A huge general strike against austerity rocked Portugal on Wednesday of last week. Millions of workers took part in the action, which was organised by the CGTP-IN and UGT union federations.
It was only the second general strike involving both federations since the revolution against the fascist regime in 1974.
About 80 percent of workers took part in the strike, with the capital Lisbon brought to a standstill.
The strike hit transport, health, education, the councils, mail services and telecommunications.
The Portuguese people want to give a red card to the minority Socialist Party government of Jose Socrates.
It is following neoliberal policies with the support of the right wing Social Democratic Party.
People oppose the EU’s policies, which bailed out the banks and the financial sector at the expense of people and workers.
The radical Left Bloc party and the Communist Party voted against the 2011 budget, which cuts public sector wages by 5 percent, freezes pensions and raises VAT from 21 to 23 percent.
Jorge Costa of the Left Bloc told Socialist Worker, “Three million people on strike is a big no to the Socialist government, their right wing partners, the EU and the IMF.
“The general strike showed that the austerity consensus that bankers and bosses are trying to build is not working.
“Mass struggles are to come.

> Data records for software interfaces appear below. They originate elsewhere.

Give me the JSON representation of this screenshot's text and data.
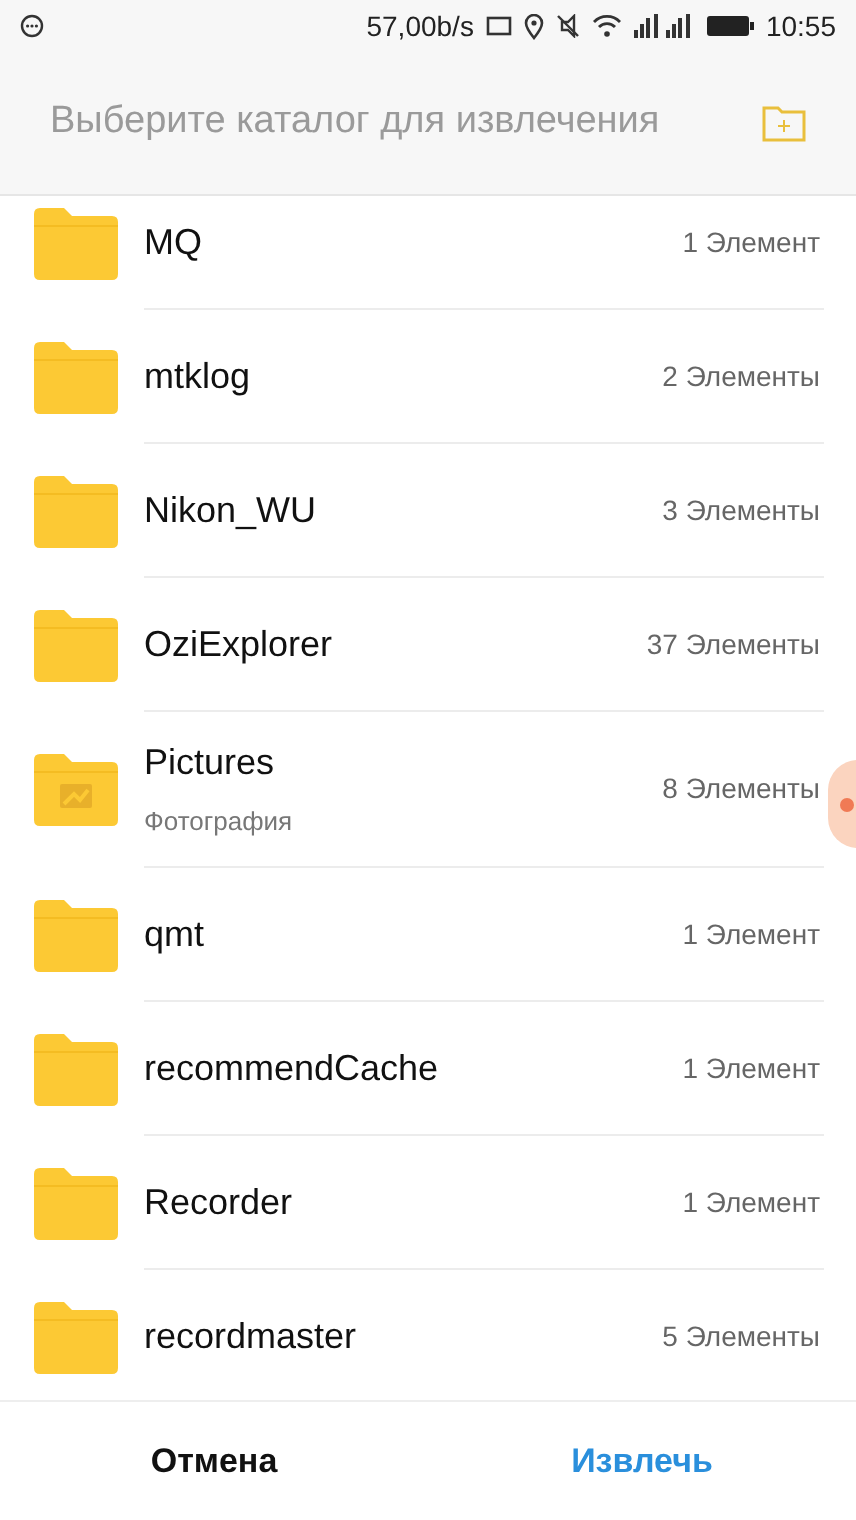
{
  "status_bar": {
    "speed": "57,00b/s",
    "time": "10:55"
  },
  "header": {
    "title": "Выберите каталог для извлечения"
  },
  "folders": [
    {
      "name": "MQ",
      "count": "1 Элемент",
      "kind": "folder"
    },
    {
      "name": "mtklog",
      "count": "2 Элементы",
      "kind": "folder"
    },
    {
      "name": "Nikon_WU",
      "count": "3 Элементы",
      "kind": "folder"
    },
    {
      "name": "OziExplorer",
      "count": "37 Элементы",
      "kind": "folder"
    },
    {
      "name": "Pictures",
      "subtitle": "Фотография",
      "count": "8 Элементы",
      "kind": "pictures"
    },
    {
      "name": "qmt",
      "count": "1 Элемент",
      "kind": "folder"
    },
    {
      "name": "recommendCache",
      "count": "1 Элемент",
      "kind": "folder"
    },
    {
      "name": "Recorder",
      "count": "1 Элемент",
      "kind": "folder"
    },
    {
      "name": "recordmaster",
      "count": "5 Элементы",
      "kind": "folder"
    }
  ],
  "buttons": [
    {
      "label": "Отмена",
      "kind": "cancel"
    },
    {
      "label": "Извлечь",
      "kind": "primary"
    }
  ]
}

They have to be on a European-wide basis.”
Portugal is experiencing the worst crisis in living memory. About 600,000 Portuguese aged over 65 are malnourished or suffer outright hunger. Only half of the unemployed receive any money from the state. And more cuts are coming.
Some schools are thinking about opening at the weekend and during holidays to serve meals to students, knowing that this is the only full meal that they have.
The same government that calls for sacrifices from the people allows larger companies to pay dividends to shareholders before the end of 2010 so that they are not taxed by the increase imposed by the 2011 budget.
The leaders of the unions said that this is just the beginning of the fight against this attack on workers, with more concerted action planned by the two unions.
The state attacked some pickets with one of the more serious incidents taking place at 5am at the central post office in Lisbon.
Police charged the picket line using pepper gas.
Unfortunately, the unions did not organise a demonstration to show the power of the movement, though people gathered in Rossio Square in central Lisbon.